Multigenerational space travel; Space genetics; Space colonization; Space settlement

Tuesday, June 21, 2016

Special Visitors!

I was lucky to have my Mom and Dad come by recently, they looked over the balloon system I'm building and I hope were convinced of some of its safety features! Happy Father's Day, Dad!

Tuesday, June 14, 2016

Long Term Space Settlement

From a recent NASA report:

The recommendations set forth in the 2011 National Academy of Sciences Report, Recapturing a Future for Space Exploration: Life and Physical Sciences Research for a New Era call for reproductive and developmental biology research within and across generations. The workshop participants uniformly agreed that, prior to embarking on multigenerational studies, individual ‘milestones’ should be met for distinctive reproductive and developmental phases to ensure success across these life stages. As depicted in the ‘Roadmap to Multigenerational Studies’ an intermediary achievement will be a full mammalian life cycle in space, involving successful mating, pregnancy, birth, lactation, suckling, weaning, and postnatal development to adulthood. Work needs to be accomplished, starting now, in each of these areas, especially to close knowledge gaps presented on page 23 of this report. In addition to ground-based efforts, important project milestones could be achieved through a sequence of three validation flights that will also address the specific goals of: (1) Breeding, (2) Birth through Weaning, and (3) Multiple Generations. Multigenerational success is a repeating cycle of necessary milestones. The capstone of these efforts will be the first breeding, birth and development of purely spacegrown mammals opening the door to unique opportunities to investigate the role and influence of gravity on a complex organism, the rodent.

I'm using these excellent guidelines in addressing these structuring stages for long-term space settlement planners, but also adding the important cultural elements of development missing from most space biology studies (at present, that is understandable). This approach will introduce space planners to the world of biocultural evolution, as investigated by the academic field of anthropology. Diagram below is a draft for my book in production, "Principles of Space Anthropology".

Monday, June 13, 2016


My younger brother's abstract paintings are on display this month in Biarritz, France. Exciting and interesting works!

Thursday, June 9, 2016

Rapid Pressure Suit Progress!

It's taken years, but this PM I sorted out one of the last main fabrication issues and am on the verge of starting to build the main and backup suits that I will actually fly to high altitudes!
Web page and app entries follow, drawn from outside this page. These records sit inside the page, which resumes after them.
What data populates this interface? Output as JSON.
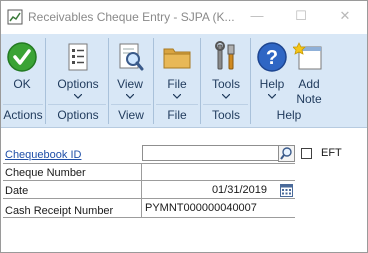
{
  "window": {
    "title": "Receivables Cheque Entry  -  SJPA (K...",
    "controls": {
      "minimize": "—",
      "maximize": "☐",
      "close": "✕"
    }
  },
  "ribbon": {
    "buttons": [
      {
        "id": "ok",
        "label": "OK",
        "icon": "green-check-icon"
      },
      {
        "id": "options",
        "label": "Options",
        "icon": "list-options-icon"
      },
      {
        "id": "view",
        "label": "View",
        "icon": "magnifier-document-icon"
      },
      {
        "id": "file",
        "label": "File",
        "icon": "folder-icon"
      },
      {
        "id": "tools",
        "label": "Tools",
        "icon": "tools-icon"
      },
      {
        "id": "help",
        "label": "Help",
        "icon": "help-question-icon"
      },
      {
        "id": "add_note",
        "label_line1": "Add",
        "label_line2": "Note",
        "icon": "add-note-icon"
      }
    ],
    "groups": [
      "Actions",
      "Options",
      "View",
      "File",
      "Tools",
      "Help"
    ]
  },
  "form": {
    "chequebook_id": {
      "label": "Chequebook ID",
      "value": ""
    },
    "eft": {
      "label": "EFT",
      "checked": false
    },
    "cheque_number": {
      "label": "Cheque Number",
      "value": ""
    },
    "date": {
      "label": "Date",
      "value": "01/31/2019"
    },
    "cash_receipt_number": {
      "label": "Cash Receipt Number",
      "value": "PYMNT000000040007"
    }
  },
  "colors": {
    "ribbon_bg": "#d8e7f6",
    "ribbon_text": "#1f3a5c",
    "link": "#1f4fa8",
    "ok_green": "#3aa335",
    "help_blue": "#2f66c4"
  }
}
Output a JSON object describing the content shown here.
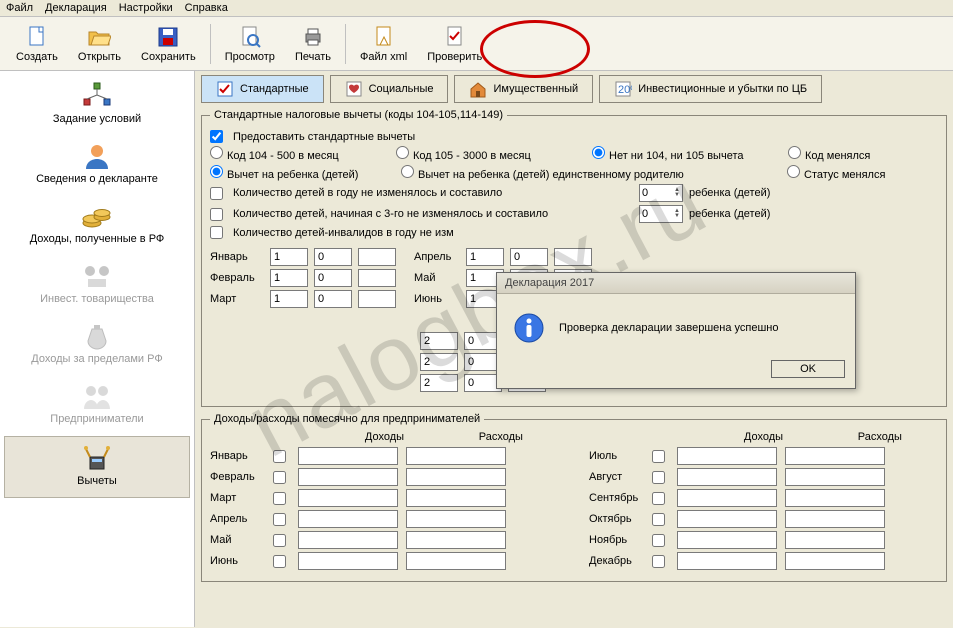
{
  "menu": {
    "file": "Файл",
    "decl": "Декларация",
    "settings": "Настройки",
    "help": "Справка"
  },
  "toolbar": {
    "create": "Создать",
    "open": "Открыть",
    "save": "Сохранить",
    "preview": "Просмотр",
    "print": "Печать",
    "xml": "Файл xml",
    "check": "Проверить"
  },
  "sidebar": {
    "cond": "Задание условий",
    "declarant": "Сведения о декларанте",
    "income_rf": "Доходы, полученные в РФ",
    "invest": "Инвест. товарищества",
    "income_abroad": "Доходы за пределами РФ",
    "entrep": "Предприниматели",
    "deduct": "Вычеты"
  },
  "tabs": {
    "standard": "Стандартные",
    "social": "Социальные",
    "property": "Имущественный",
    "invest_loss": "Инвестиционные и убытки по ЦБ"
  },
  "group1": {
    "legend": "Стандартные налоговые вычеты (коды 104-105,114-149)",
    "provide": "Предоставить стандартные вычеты",
    "r1": "Код 104 - 500 в месяц",
    "r2": "Код 105 - 3000 в месяц",
    "r3": "Нет ни 104, ни 105 вычета",
    "r4": "Код менялся",
    "r5": "Вычет на ребенка (детей)",
    "r6": "Вычет на ребенка (детей) единственному родителю",
    "r7": "Статус менялся",
    "c1": "Количество детей в году не изменялось и составило",
    "c2": "Количество детей, начиная с 3-го не изменялось и составило",
    "c3": "Количество детей-инвалидов в году не изм",
    "child_suffix": "ребенка (детей)"
  },
  "months1": {
    "jan": "Январь",
    "feb": "Февраль",
    "mar": "Март",
    "apr": "Апрель",
    "may": "Май",
    "jun": "Июнь",
    "v1": "1",
    "v0": "0",
    "v2": "2"
  },
  "group2": {
    "legend": "Доходы/расходы помесячно для предпринимателей",
    "income": "Доходы",
    "expense": "Расходы"
  },
  "months2": {
    "jan": "Январь",
    "feb": "Февраль",
    "mar": "Март",
    "apr": "Апрель",
    "may": "Май",
    "jun": "Июнь",
    "jul": "Июль",
    "aug": "Август",
    "sep": "Сентябрь",
    "oct": "Октябрь",
    "nov": "Ноябрь",
    "dec": "Декабрь"
  },
  "spin": {
    "v0": "0"
  },
  "dialog": {
    "title": "Декларация 2017",
    "msg": "Проверка декларации завершена успешно",
    "ok": "OK"
  },
  "watermark": "nalogbox.ru"
}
No time to explain, but it's all working and also this afternoon coordinated the glove/sleeve assembly with various balloon controls, including the blast valve. Second visit to FAA tomorrow AM, things moving quickly!